Yes. I remember Adlestrop –
The name, because one afternoon
Of heat the express-train drew up there
Unwontedly. It was late June.Edward Thomas
How many of you have had to learn a poem by heart as a child? It’s strange that something that was perhaps a chore at the time can become a fond memory, especially if we grow to love the poem.
One of the most often learned English poems might just be Edward Thomas’s Adlestrop, first published in 1917. The poem describes an uneventful journey Thomas took on 23 June 1914 on an Oxford to Worcester express. Like several other poets, he is closely associated with the First World War period. But unlike them he wrote mostly, not of the war, but of the England for which he believed the soldiers were fighting. His is possibly a rather idealised picture of a pastoral idyll that was already being changed by industrialisation. However, even today pockets of his England remain; and unspoiled Adlestrop is one of them.
The full poem reads:

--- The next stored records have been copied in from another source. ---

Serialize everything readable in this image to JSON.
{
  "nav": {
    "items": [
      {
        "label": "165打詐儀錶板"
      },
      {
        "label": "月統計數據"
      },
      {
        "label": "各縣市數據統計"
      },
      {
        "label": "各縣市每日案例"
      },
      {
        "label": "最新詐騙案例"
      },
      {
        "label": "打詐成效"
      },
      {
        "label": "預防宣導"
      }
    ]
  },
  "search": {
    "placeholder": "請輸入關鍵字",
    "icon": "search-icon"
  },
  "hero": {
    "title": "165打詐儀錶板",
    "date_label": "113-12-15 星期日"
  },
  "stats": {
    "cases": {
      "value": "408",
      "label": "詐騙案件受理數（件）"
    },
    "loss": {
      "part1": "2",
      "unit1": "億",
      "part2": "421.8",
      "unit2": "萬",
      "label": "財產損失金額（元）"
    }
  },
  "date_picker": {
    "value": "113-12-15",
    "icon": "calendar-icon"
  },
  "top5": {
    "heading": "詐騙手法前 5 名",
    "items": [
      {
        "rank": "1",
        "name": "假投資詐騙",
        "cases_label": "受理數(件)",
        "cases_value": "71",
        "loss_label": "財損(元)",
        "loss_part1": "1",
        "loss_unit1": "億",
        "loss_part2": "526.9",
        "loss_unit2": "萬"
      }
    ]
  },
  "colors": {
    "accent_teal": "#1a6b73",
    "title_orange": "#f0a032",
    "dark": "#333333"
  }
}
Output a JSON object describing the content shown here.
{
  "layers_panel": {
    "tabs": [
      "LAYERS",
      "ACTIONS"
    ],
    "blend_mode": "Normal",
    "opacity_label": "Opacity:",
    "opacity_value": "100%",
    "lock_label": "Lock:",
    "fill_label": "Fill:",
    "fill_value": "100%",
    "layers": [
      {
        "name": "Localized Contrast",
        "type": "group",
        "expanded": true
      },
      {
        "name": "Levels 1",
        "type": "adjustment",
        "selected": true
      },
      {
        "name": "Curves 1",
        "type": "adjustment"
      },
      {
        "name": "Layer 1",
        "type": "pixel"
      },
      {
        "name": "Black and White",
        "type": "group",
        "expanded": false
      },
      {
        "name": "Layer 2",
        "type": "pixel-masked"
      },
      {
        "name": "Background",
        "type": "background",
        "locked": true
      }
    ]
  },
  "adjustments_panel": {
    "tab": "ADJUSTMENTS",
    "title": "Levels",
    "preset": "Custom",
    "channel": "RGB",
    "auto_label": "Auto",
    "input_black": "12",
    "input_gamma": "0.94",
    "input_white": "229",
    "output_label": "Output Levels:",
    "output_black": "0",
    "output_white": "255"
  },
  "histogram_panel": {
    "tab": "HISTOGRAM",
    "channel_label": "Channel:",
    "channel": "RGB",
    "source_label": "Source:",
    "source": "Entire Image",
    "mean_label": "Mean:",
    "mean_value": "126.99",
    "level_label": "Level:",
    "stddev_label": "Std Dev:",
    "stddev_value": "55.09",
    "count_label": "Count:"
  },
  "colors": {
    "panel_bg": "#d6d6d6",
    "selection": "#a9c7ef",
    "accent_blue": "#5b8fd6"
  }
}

Yes. I remember Adlestrop - The name, because one afternoon Of heat the express-train drew up there Unwontedly. It was late June. The steam hissed. Someone cleared his throat. No one left and no one came On the bare platform. What I saw Was Adlestrop – only the name And willows, willow-herb, and grass, And meadowsweet, and haycocks dry, No whit less still and lonely fair Than the high cloudlets in the sky. And for that minute a blackbird sang Close by, and round him, mistier, Farther and farther, all the birds Of Oxfordshire and Gloucestershire.
The station where Thomas’s train stopped is long gone, demolished soon after it was closed in January 1966. Today one of the station seats is in use at a bus shelter near the entrance to the village; above it is a sign from the railway station.
Adlestrop is for me one of the loveliest of Cotswold villages; and it’s all the lovelier because very few people seem to know it or come here, despite the poem. There is perhaps not much of note here, but that is part of its charm. A sleepy village street, lined with chocolate-box-pretty cottages; a thatched village shop still surviving when many in the country have sadly closed; a small green and a cricket pitch.
This is the England that someone who has never been here might conjure up from old movies, thinking that most of us live in just such a place (although in fact only 80 people inhabit this tiny village). If you have an image of a perfect English village in your head and want to bring it to life, Adlestrop could be the place for you.
Another literary connection
The village also has another literary connection, with one of my favourite novelists, Jane Austen. She is known to have visited at least three times between 1794 and 1806 when Rev. Thomas Leigh, her mother’s cousin, was vicar, living at the Old Rectory. Jane Austen is thought to have drawn inspiration from the village and its surroundings for her novel Mansfield Park. The rectory is now known as Adlestrop House and is just by the churchyard.
Although it’s not open to the public it’s possible to peer through the gates and get a sense of the lovely views it commands – views that must be largely unchanged since Austen’s time.
St. Mary Magdalene
St. Mary Magdalene’s church in Adlestrop sits on a knoll at the end of the village street, which here turns into a track. The tower is the first thing to catch the eye. This is 14th century, and consists of three stages, with the lowest serving as the church porch. Much of the rest of church was rebuilt between 1750 and 1764, though so sympathetically that the building retains much of its earlier feel.
The oldest part is the 13th century chancel arch, on either side of which are two 18th century memorials set high into the wall. These are to members of the Leigh family, relatives of Jane Austen’s mother. Other reminders of the same family can be found elsewhere in the church, including gravestones set into the floor of the chancel and memorial windows.
Talking of windows, many of them have lovely stained glass, and were looking especially good on the sunny day when we last visited.
The peaceful churchyard has some 17th century chest tombs, a cast iron entry gate and lantern which commemorates Queen Victoria’s Diamond Jubilee in 1897, and a sundial built to commemorate the golden jubilee of Queen Elizabeth in 2002. A rare Elizabethan memorial (from 1594) is built into the exterior south wall of the chancel.
From this churchyard you can look past Adlestrop House to the beautiful rolling hills beyond – the view in my right-hand photo above. I like to stand here and think that Jane Austen too would have stood and admired this very same view, perhaps after attending a service taken by her mother’s cousin. And you can’t get more quintessentially English than that!
Earlier this year my blogging friend Mari took A Walk for Edward Thomas. This post is for her as well as for him. I’ll finish with another of his poems that I love:
Tall Nettles Tall nettles cover up, as they have done These many springs, the rusty harrow, the plough Long worn out, and the roller made of stone: Only the elm butt tops the nettles now. This corner of the farmyard I like most: As well as any bloom upon a flower I like the dust on the nettles, never lost Except to prove the sweetness of a shower.
I have visited Adlestrop a number of times. These are fairly old photos, taken I think in 2008